Nadeau wins Hell of the Marianas

WINNING RUN: Laura Nadeau attacks the last hill in the Hell of the Marianas Saturday in Saipan. Photo courtesy of Kristen Mendiola

Trailing Japanese female professional elite rider and 2017’s Hell Of The Marianas female winner Yasue Nakahara for nearly 10 miles, Guam’s Laura Nadeau was able to take the lead to win the 12th annual HOM 100K (62.1 miles) race with a time of 3 hours, 27 minutes 55 seconds.

This year, pro cyclists from around the world were eager to participate in the Saturday event, largely because last year’s race was cancelled due to the wrath of Super Typhoon Yutu, which caused catastrophic destruction to Saipan.

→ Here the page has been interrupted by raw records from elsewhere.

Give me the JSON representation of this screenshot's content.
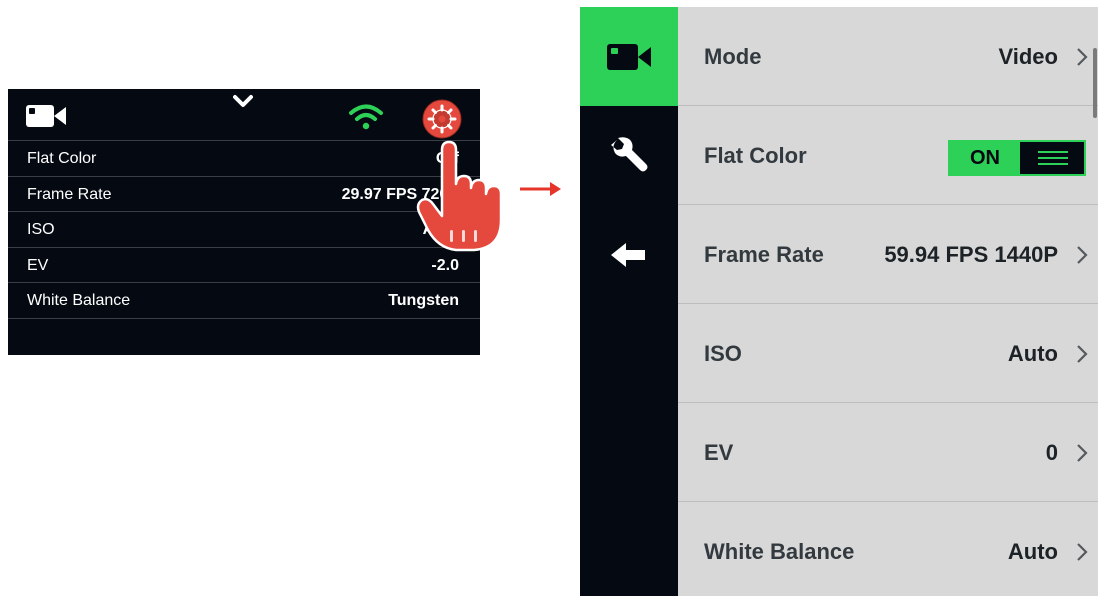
{
  "small_screen": {
    "rows": [
      {
        "label": "Flat Color",
        "value": "Off"
      },
      {
        "label": "Frame Rate",
        "value": "29.97 FPS 720P"
      },
      {
        "label": "ISO",
        "value": "Auto"
      },
      {
        "label": "EV",
        "value": "-2.0"
      },
      {
        "label": "White Balance",
        "value": "Tungsten"
      }
    ]
  },
  "big_screen": {
    "menu": [
      {
        "label": "Mode",
        "value": "Video"
      },
      {
        "label": "Flat Color",
        "toggle": "ON"
      },
      {
        "label": "Frame Rate",
        "value": "59.94 FPS 1440P"
      },
      {
        "label": "ISO",
        "value": "Auto"
      },
      {
        "label": "EV",
        "value": "0"
      },
      {
        "label": "White Balance",
        "value": "Auto"
      }
    ]
  },
  "colors": {
    "accent_green": "#2ed158",
    "screen_bg": "#050a12",
    "menu_bg": "#d8d8d8",
    "pointer_red": "#e5483c"
  },
  "icons": {
    "small_top": [
      "video-camera-icon",
      "chevron-down-icon",
      "wifi-icon",
      "gear-icon"
    ],
    "sidebar": [
      "video-camera-icon",
      "wrench-icon",
      "back-arrow-icon"
    ],
    "overlay": [
      "pointing-hand-icon",
      "right-arrow-icon"
    ]
  }
}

Nadeau said she was impressed with the turnout for this year’s race, which included six pro elite female riders. In addition to Nakahara and Nadeau, the other pros were Livia Hasenova of Slovenia, Hiutun Tsang and Phobe Leung of Hong Kong and Kylie Jill Adair of Australia.

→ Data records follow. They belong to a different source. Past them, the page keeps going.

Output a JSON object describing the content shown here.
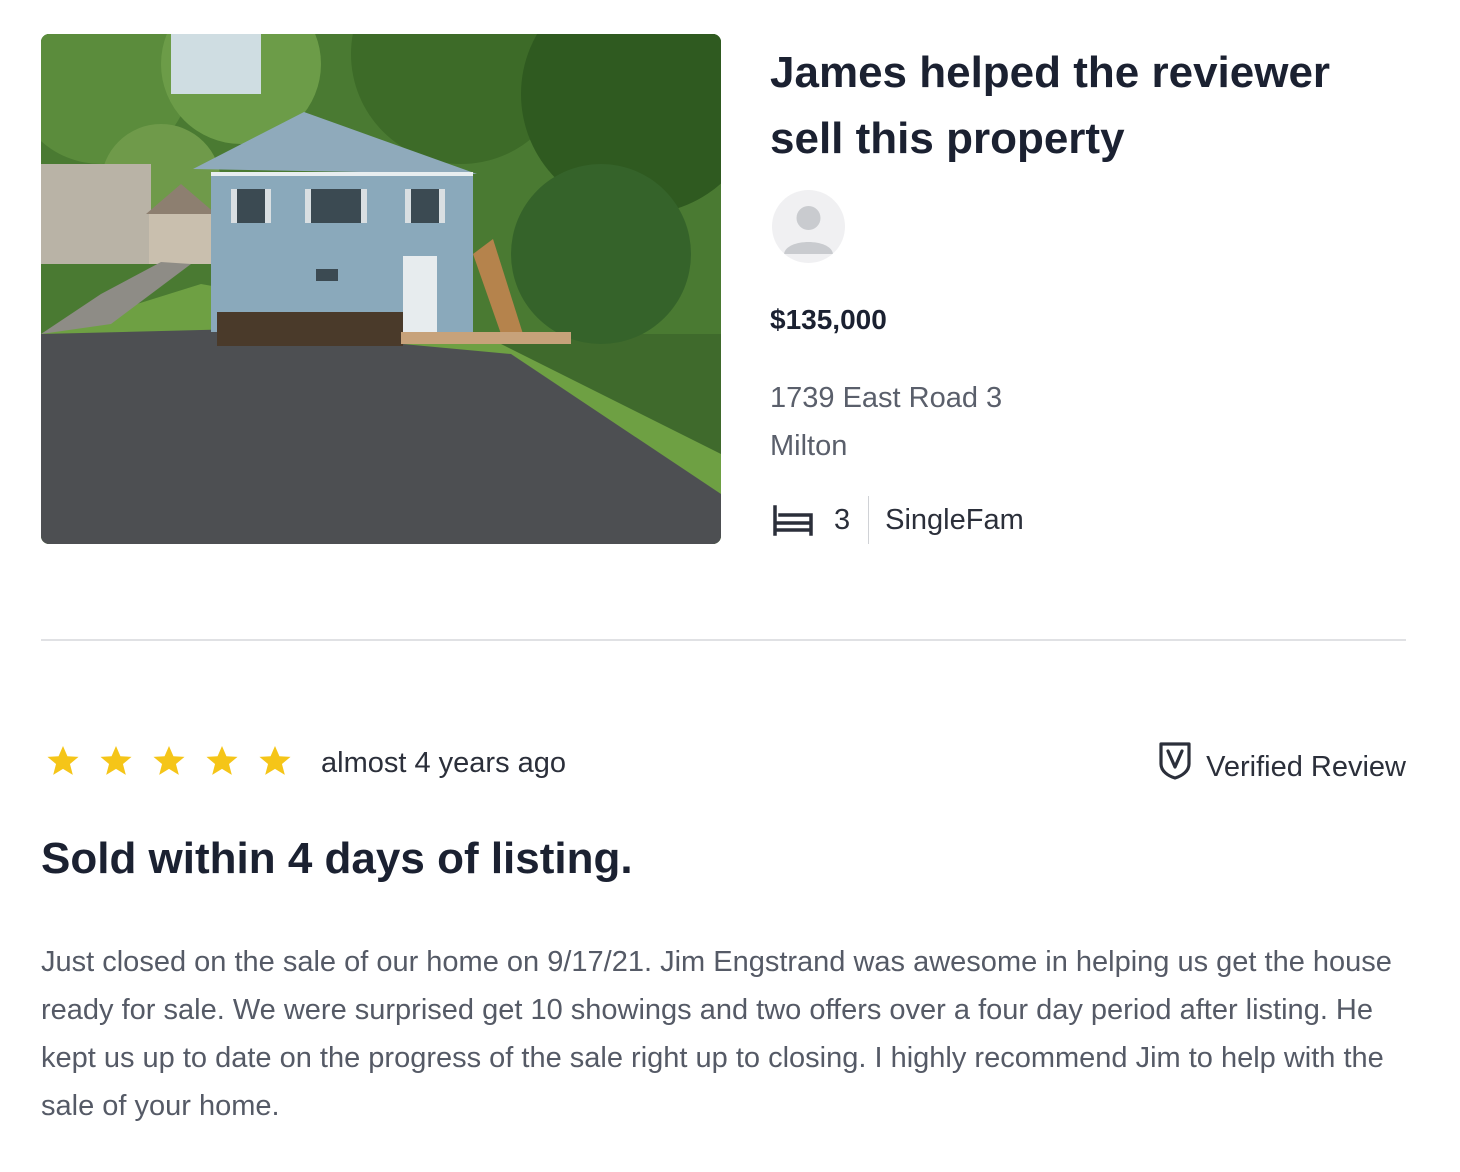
{
  "property": {
    "headline": "James helped the reviewer sell this property",
    "price": "$135,000",
    "address_line1": "1739 East Road 3",
    "address_line2": "Milton",
    "beds": "3",
    "home_type": "SingleFam",
    "photo_icon": "house-photo",
    "avatar_icon": "user-avatar-icon",
    "bed_icon": "bed-icon"
  },
  "review": {
    "rating": 5,
    "rating_max": 5,
    "star_color": "#f5c518",
    "age": "almost 4 years ago",
    "verified_label": "Verified Review",
    "verified_icon": "shield-check-icon",
    "title": "Sold within 4 days of listing.",
    "body": "Just closed on the sale of our home on 9/17/21. Jim Engstrand was awesome in helping us get the house ready for sale. We were surprised get 10 showings and two offers over a four day period after listing. He kept us up to date on the progress of the sale right up to closing. I highly recommend Jim to help with the sale of your home."
  }
}
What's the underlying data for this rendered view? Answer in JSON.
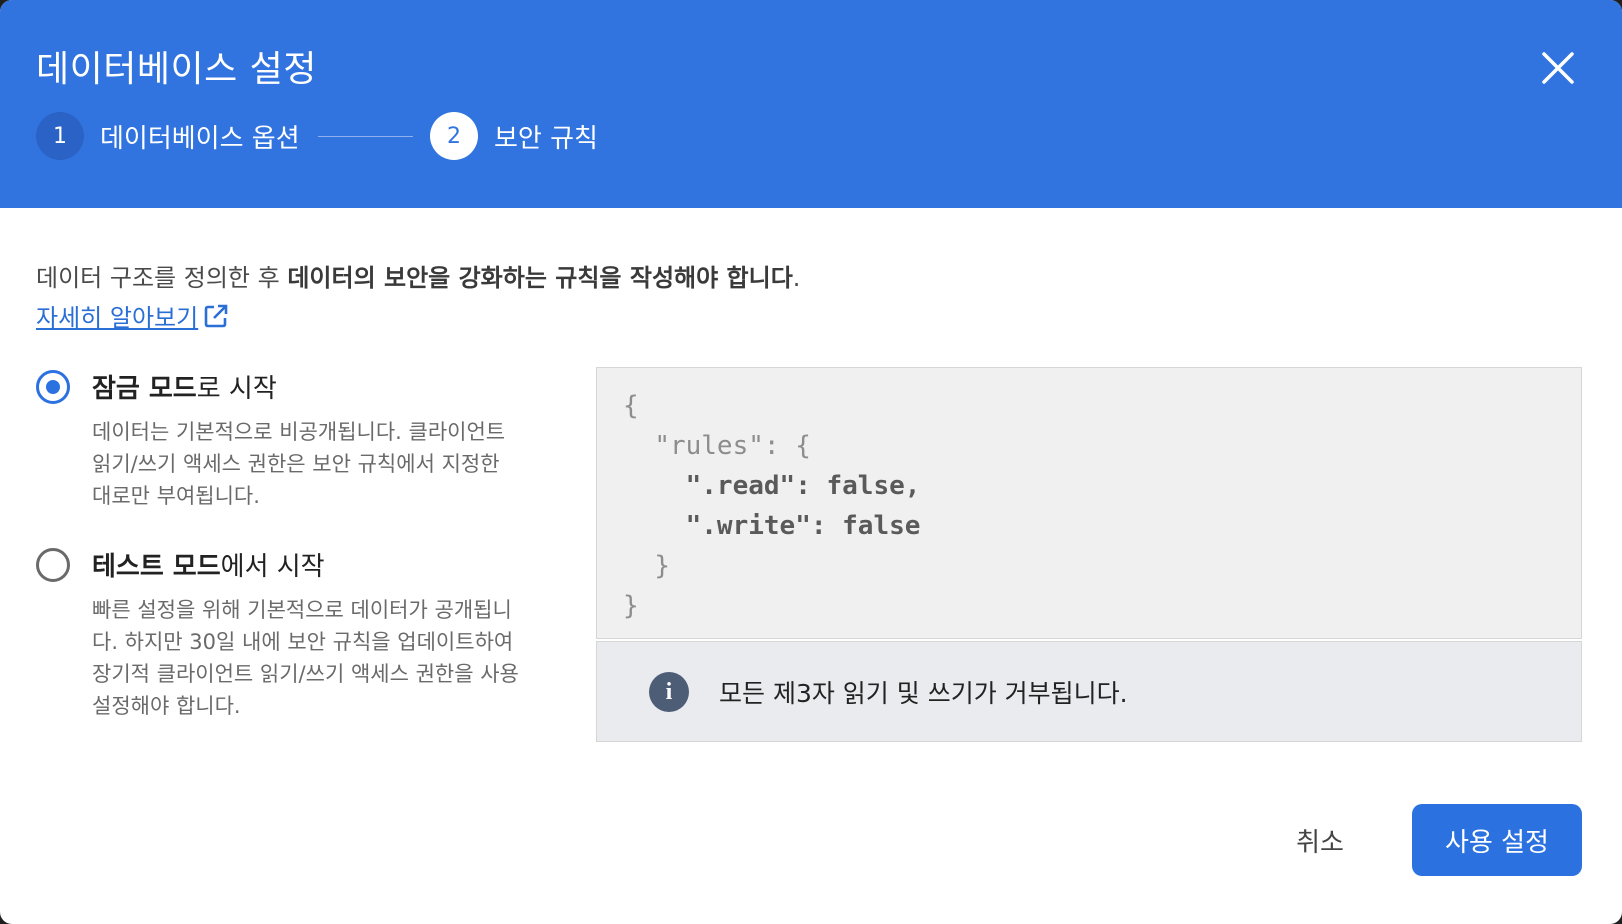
{
  "header": {
    "title": "데이터베이스 설정",
    "steps": [
      {
        "number": "1",
        "label": "데이터베이스 옵션"
      },
      {
        "number": "2",
        "label": "보안 규칙"
      }
    ]
  },
  "intro": {
    "text_before": "데이터 구조를 정의한 후 ",
    "text_bold": "데이터의 보안을 강화하는 규칙을 작성해야 합니다",
    "text_after": ".",
    "link_label": "자세히 알아보기"
  },
  "options": [
    {
      "title_bold": "잠금 모드",
      "title_rest": "로 시작",
      "description": "데이터는 기본적으로 비공개됩니다. 클라이언트 읽기/쓰기 액세스 권한은 보안 규칙에서 지정한 대로만 부여됩니다.",
      "selected": true
    },
    {
      "title_bold": "테스트 모드",
      "title_rest": "에서 시작",
      "description": "빠른 설정을 위해 기본적으로 데이터가 공개됩니다. 하지만 30일 내에 보안 규칙을 업데이트하여 장기적 클라이언트 읽기/쓰기 액세스 권한을 사용 설정해야 합니다.",
      "selected": false
    }
  ],
  "rules_code": {
    "open_brace": "{",
    "rules_key": "\"rules\": {",
    "read_line": "\".read\": false,",
    "write_line": "\".write\": false",
    "inner_close": "}",
    "close_brace": "}"
  },
  "info": {
    "icon": "info-icon",
    "text": "모든 제3자 읽기 및 쓰기가 거부됩니다."
  },
  "footer": {
    "cancel_label": "취소",
    "enable_label": "사용 설정"
  },
  "colors": {
    "header_bg": "#3174e0",
    "accent": "#2b72e0",
    "link": "#2a6fd6"
  }
}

“This was the first time I raced in the Hell of the Marianas,” Nadeau said. “I had heard so many great things about it. I kinda consider this a local race, even though it’s not on Guam, but it’s … really close to home, and it was fun to compete against people from all over the world.”

After a flat course for nearly two miles, riders tackled a steep hill climb. Known for her climbing, Nadeau opted for a more cautious approach, conserving her energy on the first hill to battle the latter part of the race. The grueling race is known for its steep, long climbs that face directly into strong headwinds. This year, the winds may have been even stronger compared to the previous years races due to a storm that had just passed through the area.

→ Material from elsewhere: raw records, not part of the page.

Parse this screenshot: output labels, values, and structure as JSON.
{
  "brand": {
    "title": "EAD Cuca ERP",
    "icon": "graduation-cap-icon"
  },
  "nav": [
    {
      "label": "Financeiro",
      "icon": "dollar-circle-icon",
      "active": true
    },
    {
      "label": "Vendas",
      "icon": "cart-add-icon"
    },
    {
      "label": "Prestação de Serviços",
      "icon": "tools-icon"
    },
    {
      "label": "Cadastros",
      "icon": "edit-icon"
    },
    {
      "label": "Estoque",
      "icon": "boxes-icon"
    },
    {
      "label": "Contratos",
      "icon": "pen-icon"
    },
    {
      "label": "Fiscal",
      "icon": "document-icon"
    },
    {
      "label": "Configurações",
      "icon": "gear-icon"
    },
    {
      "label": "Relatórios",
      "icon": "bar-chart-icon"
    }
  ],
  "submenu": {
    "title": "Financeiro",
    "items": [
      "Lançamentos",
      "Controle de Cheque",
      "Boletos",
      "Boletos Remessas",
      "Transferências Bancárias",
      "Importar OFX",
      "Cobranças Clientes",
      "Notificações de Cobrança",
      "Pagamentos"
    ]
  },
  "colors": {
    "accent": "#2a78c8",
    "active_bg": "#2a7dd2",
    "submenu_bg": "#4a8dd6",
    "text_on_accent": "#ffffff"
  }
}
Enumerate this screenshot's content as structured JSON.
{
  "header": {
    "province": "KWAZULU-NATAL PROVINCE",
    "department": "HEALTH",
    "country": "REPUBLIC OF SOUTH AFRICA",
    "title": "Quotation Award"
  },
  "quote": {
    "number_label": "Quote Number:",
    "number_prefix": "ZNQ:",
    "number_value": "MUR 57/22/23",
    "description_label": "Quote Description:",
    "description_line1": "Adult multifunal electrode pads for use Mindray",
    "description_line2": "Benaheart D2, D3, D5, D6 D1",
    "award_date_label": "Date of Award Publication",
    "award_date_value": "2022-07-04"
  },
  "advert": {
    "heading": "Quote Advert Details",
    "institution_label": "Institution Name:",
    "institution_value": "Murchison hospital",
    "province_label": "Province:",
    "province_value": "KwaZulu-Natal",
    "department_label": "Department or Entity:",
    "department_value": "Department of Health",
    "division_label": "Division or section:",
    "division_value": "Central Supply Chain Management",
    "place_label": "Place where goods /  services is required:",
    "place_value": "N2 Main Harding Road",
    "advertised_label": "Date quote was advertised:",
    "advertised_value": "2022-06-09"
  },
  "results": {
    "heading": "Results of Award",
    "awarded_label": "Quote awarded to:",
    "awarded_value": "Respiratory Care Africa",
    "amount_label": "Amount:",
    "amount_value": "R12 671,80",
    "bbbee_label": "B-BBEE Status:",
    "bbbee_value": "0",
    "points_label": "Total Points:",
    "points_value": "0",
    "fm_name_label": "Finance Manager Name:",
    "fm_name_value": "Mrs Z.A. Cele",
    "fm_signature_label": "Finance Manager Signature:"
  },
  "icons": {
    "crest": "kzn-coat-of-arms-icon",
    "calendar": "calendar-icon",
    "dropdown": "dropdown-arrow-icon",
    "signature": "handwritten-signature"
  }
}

“I took it easy on the downhill descents because the roads were really slippery from the recent rain. I trailed the Japanese rider (Nakahara),” she said.

From there, she caught up to Guam Olympian Peter Lombard after the first descent.

“He coached me and rode in front of me to lessen the head wind,” she said. “He really helped me out. I want to credit him with a lot and being strategic to help me get ahead of the Nakahara.”

Nadeau was able to drop Nakahara during a flat stretch after the second climb approximately 10 miles into the race.

“She (Nakahara) looked like she was struggling and I was feeling good, so I was confident when I got in the lead and I could maintain it,” Nadeau said.

Faced with heat and more climbing, Nadeau said it became a fight against mental and physical exhaustion.

“I put everything into this race and my legs felt like they were going to seize up at any moment, especially during the last climb (Kingfisher),” she said. “But, thankfully that didn’t happen, and I was able to cross the finish line.”

Japan’s Nakahara took second place (3:36:05) in the female pro elite division followed by Australia’s Kylie Adair (3:36:47)

Nadeau’s next race will be the Guam Cycling Federation’s Tour of Guam, slated for this Sunday, Dec. 15.

In the HOM Men’s division, Kevin Biddiger (Australia) crossed the finish line in 2:57:02, followed by Slovenian Marko Pavlic (3:01:43) and Japanese Cyclisy Toshiki Nagatsuka (3:15:45). Guam’s top male finisher was fifth place finisher Jake Gimoto (3:24:14).